▸ AIM OF THE EXERCISE
Every line containing "true" should be copied out. Go through the entries and find them.

▸ GIVEN DATA
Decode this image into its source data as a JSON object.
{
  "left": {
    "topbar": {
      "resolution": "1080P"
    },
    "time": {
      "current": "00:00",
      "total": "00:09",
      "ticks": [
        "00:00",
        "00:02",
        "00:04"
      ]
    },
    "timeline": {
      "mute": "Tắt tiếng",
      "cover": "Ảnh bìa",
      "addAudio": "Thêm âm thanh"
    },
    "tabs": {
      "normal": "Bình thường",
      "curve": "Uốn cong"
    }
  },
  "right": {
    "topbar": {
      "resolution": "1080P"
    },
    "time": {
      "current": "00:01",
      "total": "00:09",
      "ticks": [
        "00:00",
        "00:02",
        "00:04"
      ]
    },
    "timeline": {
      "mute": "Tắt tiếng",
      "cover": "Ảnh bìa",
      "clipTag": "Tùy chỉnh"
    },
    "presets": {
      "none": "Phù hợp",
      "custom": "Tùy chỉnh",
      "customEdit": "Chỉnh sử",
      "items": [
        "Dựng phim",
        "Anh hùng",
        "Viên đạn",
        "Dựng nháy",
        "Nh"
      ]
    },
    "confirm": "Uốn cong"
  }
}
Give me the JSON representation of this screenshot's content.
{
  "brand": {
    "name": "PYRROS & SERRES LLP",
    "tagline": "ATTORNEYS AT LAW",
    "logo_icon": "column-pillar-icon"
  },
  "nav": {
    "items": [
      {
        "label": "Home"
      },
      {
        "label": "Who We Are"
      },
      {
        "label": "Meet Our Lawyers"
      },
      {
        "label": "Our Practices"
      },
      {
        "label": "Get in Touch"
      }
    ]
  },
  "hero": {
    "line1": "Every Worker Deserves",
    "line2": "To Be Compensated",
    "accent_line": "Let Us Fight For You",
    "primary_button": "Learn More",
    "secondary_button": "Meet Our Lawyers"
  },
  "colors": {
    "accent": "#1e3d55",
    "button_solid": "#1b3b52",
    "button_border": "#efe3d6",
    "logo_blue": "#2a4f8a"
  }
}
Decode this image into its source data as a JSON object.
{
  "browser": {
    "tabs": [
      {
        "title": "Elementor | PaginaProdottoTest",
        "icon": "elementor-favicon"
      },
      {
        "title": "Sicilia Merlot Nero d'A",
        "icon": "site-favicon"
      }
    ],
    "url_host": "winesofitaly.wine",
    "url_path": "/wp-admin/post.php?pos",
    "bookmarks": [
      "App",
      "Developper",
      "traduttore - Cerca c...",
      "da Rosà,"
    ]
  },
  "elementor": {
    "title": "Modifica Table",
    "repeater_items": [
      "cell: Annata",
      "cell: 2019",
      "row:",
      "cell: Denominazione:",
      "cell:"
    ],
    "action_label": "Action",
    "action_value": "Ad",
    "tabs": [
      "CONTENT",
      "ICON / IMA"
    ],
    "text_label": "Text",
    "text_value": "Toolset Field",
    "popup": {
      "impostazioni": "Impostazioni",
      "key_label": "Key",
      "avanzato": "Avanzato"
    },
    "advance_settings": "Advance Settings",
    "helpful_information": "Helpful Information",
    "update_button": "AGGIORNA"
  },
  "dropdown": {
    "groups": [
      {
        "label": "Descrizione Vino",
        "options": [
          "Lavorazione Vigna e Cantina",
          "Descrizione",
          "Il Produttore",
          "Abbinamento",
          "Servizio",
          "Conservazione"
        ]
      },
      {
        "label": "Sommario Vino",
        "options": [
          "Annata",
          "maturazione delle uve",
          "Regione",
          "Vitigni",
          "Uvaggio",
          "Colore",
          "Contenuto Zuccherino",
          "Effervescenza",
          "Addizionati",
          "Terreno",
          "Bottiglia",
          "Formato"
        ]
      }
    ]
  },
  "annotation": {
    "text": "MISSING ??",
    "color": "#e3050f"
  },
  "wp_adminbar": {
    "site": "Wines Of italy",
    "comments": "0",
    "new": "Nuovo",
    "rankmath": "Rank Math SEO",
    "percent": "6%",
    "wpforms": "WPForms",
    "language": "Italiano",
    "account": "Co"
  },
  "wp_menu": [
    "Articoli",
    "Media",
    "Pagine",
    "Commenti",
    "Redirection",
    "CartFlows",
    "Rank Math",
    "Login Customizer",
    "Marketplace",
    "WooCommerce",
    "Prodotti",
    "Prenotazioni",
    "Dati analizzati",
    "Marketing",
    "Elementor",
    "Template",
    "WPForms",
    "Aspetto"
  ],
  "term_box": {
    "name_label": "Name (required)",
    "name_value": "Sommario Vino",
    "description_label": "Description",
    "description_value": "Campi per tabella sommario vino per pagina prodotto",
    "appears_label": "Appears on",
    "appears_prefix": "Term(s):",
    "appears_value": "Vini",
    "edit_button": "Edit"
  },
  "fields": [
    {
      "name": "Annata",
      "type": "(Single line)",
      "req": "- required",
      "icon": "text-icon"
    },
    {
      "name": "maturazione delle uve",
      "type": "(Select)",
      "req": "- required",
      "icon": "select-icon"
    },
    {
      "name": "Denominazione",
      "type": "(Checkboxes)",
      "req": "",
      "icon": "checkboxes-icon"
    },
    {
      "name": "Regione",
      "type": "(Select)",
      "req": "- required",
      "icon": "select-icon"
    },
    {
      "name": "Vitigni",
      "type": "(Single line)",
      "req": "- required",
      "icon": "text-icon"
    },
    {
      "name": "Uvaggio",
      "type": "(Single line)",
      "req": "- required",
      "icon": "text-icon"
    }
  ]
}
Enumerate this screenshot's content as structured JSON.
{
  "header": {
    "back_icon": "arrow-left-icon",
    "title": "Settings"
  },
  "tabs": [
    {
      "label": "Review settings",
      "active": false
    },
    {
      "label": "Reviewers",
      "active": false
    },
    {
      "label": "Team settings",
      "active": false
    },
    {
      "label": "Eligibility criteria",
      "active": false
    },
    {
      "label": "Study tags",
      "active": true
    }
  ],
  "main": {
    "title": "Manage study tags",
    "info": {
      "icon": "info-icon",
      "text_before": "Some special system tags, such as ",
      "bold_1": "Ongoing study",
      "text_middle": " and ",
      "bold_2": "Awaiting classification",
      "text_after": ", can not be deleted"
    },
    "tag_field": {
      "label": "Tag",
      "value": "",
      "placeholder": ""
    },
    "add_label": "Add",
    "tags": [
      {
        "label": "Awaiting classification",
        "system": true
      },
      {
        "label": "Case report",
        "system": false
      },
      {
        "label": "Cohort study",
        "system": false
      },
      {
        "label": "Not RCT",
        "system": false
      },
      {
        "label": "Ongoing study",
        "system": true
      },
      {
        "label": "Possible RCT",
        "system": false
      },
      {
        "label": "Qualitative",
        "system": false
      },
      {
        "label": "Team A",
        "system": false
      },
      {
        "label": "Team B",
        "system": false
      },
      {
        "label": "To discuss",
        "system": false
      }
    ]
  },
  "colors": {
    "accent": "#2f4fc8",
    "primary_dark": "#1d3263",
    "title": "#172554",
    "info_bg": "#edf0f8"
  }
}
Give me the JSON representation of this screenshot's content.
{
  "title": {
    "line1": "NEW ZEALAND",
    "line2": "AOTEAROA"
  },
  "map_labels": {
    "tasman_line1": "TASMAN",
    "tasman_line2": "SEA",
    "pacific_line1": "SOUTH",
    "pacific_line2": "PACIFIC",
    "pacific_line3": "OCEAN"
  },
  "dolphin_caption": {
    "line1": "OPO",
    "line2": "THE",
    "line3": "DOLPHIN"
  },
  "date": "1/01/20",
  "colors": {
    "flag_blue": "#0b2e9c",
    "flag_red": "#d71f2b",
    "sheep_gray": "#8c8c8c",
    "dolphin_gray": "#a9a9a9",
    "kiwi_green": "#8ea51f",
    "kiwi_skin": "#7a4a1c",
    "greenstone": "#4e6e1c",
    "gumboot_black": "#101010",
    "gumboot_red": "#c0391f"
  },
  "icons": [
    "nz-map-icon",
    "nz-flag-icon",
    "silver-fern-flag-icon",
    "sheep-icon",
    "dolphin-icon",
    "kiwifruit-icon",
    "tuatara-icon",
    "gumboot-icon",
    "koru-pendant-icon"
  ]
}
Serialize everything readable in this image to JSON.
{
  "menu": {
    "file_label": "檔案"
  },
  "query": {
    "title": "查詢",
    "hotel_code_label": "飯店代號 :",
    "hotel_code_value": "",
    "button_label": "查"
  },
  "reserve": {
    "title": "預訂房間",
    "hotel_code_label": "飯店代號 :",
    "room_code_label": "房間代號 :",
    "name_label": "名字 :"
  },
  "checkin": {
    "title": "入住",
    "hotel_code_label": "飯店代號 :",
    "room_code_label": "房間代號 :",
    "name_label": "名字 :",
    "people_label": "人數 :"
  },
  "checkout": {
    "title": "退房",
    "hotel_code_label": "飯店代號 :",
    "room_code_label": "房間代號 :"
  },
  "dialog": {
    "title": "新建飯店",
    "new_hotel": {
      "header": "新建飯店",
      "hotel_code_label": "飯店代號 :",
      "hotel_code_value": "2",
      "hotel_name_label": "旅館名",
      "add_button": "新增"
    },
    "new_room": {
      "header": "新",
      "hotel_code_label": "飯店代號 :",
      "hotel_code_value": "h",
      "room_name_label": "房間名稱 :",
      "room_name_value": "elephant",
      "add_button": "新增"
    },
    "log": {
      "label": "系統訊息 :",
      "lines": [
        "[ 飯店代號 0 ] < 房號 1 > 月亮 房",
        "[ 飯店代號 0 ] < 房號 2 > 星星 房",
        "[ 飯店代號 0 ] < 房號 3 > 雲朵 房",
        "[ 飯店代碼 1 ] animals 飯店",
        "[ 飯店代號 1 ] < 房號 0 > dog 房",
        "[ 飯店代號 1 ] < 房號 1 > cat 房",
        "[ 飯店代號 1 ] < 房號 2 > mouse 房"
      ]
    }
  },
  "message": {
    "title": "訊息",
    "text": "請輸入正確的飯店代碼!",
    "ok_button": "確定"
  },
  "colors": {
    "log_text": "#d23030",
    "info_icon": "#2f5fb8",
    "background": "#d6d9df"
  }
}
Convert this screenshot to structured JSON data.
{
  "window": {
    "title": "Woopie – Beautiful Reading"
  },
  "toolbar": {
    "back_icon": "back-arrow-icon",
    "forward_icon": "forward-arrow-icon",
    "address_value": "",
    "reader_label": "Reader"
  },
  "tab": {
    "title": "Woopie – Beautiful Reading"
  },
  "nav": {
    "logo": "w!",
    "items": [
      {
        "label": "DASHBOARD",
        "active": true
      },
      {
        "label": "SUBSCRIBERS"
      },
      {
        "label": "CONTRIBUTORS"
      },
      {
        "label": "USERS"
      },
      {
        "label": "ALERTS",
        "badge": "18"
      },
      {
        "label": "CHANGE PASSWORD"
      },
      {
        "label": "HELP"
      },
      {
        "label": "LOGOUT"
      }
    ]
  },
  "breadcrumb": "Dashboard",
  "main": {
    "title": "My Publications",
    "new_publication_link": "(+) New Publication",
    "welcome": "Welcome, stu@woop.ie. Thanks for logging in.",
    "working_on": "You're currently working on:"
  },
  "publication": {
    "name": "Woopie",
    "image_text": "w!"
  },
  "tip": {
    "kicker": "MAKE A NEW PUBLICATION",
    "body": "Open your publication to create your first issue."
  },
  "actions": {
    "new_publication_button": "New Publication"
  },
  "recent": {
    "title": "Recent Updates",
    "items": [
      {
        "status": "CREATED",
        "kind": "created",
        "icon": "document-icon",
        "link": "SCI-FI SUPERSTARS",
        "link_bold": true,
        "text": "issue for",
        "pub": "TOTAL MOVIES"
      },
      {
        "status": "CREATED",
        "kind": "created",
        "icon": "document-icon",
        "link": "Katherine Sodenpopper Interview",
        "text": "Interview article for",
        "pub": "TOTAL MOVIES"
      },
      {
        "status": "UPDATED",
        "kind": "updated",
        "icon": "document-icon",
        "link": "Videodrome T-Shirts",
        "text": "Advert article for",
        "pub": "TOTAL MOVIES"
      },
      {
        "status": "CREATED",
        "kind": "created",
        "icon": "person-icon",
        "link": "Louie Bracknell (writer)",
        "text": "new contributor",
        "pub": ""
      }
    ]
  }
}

▸ ANSWER AREA
      "active": true
        "system": true
        "system": true
        "active": true
        "link_bold": true,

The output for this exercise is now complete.